## [Directions for this task]
For the entries that follow, tally the lines holding the string "Tổng". Give the total and nothing else.

Data records for software interfaces
'''

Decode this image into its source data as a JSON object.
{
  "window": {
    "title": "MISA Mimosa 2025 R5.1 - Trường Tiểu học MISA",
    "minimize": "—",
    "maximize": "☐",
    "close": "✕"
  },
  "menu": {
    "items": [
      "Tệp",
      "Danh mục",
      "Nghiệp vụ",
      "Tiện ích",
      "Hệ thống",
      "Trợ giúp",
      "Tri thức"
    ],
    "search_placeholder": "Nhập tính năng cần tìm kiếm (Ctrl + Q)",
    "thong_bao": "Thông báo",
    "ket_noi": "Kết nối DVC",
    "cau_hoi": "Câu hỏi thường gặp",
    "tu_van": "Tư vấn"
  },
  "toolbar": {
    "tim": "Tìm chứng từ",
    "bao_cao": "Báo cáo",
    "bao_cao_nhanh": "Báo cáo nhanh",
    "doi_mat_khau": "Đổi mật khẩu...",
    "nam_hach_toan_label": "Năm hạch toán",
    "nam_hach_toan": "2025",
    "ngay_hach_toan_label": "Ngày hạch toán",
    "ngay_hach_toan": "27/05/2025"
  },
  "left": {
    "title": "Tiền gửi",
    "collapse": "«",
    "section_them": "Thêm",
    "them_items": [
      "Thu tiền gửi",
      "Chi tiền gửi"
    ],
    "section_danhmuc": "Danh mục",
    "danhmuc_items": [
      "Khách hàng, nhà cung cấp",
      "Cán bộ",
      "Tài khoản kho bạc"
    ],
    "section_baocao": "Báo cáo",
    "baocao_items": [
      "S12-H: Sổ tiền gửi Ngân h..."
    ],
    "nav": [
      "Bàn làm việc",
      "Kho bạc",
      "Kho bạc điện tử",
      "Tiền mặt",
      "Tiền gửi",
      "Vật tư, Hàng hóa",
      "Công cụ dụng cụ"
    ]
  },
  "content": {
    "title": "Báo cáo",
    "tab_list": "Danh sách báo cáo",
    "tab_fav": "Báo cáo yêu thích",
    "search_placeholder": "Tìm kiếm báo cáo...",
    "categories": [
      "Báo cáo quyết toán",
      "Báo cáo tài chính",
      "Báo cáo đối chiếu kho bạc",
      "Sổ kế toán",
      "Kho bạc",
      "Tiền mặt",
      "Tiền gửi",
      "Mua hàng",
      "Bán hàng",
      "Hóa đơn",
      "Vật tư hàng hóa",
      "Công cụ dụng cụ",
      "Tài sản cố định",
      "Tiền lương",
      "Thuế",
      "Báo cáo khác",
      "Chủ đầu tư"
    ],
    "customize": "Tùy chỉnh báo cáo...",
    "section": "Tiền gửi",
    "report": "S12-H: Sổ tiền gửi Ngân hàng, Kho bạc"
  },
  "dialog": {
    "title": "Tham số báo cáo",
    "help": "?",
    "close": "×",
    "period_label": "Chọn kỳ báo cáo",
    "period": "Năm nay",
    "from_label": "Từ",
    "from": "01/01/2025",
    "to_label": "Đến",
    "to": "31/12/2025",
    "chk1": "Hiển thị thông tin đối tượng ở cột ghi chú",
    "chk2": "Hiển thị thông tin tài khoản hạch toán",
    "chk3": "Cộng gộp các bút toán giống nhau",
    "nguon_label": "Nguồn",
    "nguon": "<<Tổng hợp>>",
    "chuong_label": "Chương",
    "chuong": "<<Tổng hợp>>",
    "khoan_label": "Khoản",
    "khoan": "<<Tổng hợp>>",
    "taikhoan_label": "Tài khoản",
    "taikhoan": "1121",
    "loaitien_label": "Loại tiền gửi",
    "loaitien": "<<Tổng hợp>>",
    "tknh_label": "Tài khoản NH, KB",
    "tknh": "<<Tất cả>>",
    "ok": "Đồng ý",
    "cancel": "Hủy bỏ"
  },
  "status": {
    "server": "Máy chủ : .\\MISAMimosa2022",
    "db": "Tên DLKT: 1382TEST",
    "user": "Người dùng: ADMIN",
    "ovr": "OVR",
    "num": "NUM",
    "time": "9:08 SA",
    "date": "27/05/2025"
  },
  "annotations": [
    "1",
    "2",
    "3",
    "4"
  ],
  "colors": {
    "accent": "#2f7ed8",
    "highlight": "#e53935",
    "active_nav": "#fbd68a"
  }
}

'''

## [Response area]
4